Long ago, in the 12th century, two watchtowers were built here at Piazza Postierla in the heart of Siena, Italy. Of those structures only one can be seen from the square.
The other is encapsulated in a palazzo that was constructed around the tower in the 18th century. When the second storey was radically renovated by Sienabased architect Andrea Milani, part of the wall was revealed and now forms a solid element in the apartment belonging to Lucia Cresti. At this venue Milani and Cresti organise cultural events and exhibitions under the auspices of the Brick Association, in support of contemporary art and architecture.
Palazzo Capitani on Piazza Postierla is in the very heart of the old city of Siena in Tuscany, Italy. A maze of little streets ends in Piazza del Campo - a famous square where, twice a year, the Palio takes place. The Palio is the equally famous horse race, where the city's 17 'contrade' (districts) engage in cut-throat competition in the hope of victory. Many of the buildings date from the 13th century when the city was experiencing a golden age - to which, in the mid-14th century, a plague epidemic put an end.
The spectacular Duomo (cathedral), built in black and white stone, dates from the city's heyday. Sadly, the plague epidemic scuppered plans to build the cathedral in 'divine' dimensions. Part of the Palazzo that OBJEKT©International visited dates from the golden, pre-plague age, although it is not visible from the square in front. A tower was built there in the 12th century which, together with its sister tower on the opposite side, was the symbol of the city's hegemony.
At one time the tower belonged to the Incontris, and later to the Cittadini and Franzesi families from Staggia. Later it became the property of the Borghesis and Iandaronis, until the Capitianis acquired it in 1734.They started building a three-storey palazzo there, around the old tower, thus concealing it from the outside and the inside. Part of the old tower was exposed when Lucia Cresti asked the architect, Andrea Milani, to give her recently purchased second-floor apartment a complete make-over.

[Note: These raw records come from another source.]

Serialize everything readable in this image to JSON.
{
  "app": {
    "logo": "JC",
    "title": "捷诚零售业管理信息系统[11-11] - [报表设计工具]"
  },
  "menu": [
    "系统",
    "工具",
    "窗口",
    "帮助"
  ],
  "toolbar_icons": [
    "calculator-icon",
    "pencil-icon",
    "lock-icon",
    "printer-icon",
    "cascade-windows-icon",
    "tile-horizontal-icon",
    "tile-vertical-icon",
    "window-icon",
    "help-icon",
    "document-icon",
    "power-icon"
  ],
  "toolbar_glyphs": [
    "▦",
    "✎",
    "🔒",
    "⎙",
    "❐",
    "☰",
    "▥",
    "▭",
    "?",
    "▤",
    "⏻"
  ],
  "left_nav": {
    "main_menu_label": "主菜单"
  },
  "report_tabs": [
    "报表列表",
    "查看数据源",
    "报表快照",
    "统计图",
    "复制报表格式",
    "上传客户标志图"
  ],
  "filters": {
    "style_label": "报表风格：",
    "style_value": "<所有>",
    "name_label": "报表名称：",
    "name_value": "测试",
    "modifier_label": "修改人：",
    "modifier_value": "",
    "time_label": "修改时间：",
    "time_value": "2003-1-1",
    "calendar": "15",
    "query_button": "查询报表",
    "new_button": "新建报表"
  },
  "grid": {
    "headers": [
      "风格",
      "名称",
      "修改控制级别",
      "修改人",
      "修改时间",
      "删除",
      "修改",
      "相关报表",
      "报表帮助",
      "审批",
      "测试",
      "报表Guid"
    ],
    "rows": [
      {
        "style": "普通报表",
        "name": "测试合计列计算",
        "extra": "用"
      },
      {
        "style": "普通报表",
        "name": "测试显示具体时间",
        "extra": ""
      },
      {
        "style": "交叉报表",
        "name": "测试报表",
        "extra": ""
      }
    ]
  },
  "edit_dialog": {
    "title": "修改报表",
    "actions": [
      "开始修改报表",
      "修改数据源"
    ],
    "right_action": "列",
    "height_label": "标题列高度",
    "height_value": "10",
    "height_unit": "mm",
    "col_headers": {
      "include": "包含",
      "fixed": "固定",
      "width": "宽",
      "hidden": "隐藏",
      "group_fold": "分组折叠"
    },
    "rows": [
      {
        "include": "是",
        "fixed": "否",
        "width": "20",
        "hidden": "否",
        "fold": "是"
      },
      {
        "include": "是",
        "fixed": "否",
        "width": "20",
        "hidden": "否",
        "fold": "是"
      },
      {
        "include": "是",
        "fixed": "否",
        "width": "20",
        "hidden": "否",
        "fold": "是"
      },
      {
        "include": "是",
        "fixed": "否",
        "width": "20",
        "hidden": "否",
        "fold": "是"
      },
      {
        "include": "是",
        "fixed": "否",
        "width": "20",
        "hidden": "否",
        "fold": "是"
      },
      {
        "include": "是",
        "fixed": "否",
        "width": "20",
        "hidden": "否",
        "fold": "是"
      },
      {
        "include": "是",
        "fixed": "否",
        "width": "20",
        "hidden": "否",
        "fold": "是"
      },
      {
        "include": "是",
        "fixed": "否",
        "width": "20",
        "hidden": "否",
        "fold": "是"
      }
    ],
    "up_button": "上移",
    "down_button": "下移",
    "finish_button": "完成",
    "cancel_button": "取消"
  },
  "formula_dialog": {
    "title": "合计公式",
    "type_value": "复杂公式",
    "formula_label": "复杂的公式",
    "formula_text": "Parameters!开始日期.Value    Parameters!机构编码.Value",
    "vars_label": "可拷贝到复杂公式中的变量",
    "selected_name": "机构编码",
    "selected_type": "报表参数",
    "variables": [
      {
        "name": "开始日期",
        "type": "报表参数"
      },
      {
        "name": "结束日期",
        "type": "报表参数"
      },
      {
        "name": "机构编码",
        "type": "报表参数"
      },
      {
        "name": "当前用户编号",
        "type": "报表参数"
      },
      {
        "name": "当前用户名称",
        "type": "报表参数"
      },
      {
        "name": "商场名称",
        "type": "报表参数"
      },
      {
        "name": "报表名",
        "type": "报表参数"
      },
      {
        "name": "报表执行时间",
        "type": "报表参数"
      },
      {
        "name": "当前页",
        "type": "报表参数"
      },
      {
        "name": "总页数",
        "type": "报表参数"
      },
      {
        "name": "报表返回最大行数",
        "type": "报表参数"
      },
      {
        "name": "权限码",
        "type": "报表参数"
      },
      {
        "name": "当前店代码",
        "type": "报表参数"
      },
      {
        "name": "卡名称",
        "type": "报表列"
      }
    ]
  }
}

It was the first project of the architect's, who is in fact still studying architecture in Venice. “This project has the energy of a first commission”, was the way he put it. “Renovation of a building like this in Italy is an extremely difficult business, on account of all the official restrictions. I sought to reproduce in the interior the open space of the square outside and make the two towers 'communicate'.” The fact that there are plenty of windows on all sides of the apartment was a help. Originally there had been separate rooms and spaces behind each set of windows.
He did away with all the 'compartments' and, on one side, created a large open space of museum proportions. On the other side, he made a more private area housing the kitchen, three bedrooms and two bathrooms. He traversed the entire storey with a meandering, grey concrete wall, which is intended to heighten the dynamism between the spaces and evoke movement. That wall starts at the old tower and ends in the ultra-modern steel kitchen at the apartment's centre.
A crucial feature is the large space in which the outer wall of the 12th-century tower was exposed at restoration. It plays an essential role in the interior. Layer after layer of plaster was peeled away to reveal the original masonry. In the high space the architect designed a steel walkway that appears suspended in the room.
It is in fact supported at the apertures in the old wall that had been made when the property was first built. He created openings in the large space to the adjoining rooms, for instance behind the tower, thus intensifying the dramatic effect between the old structure and the modern space.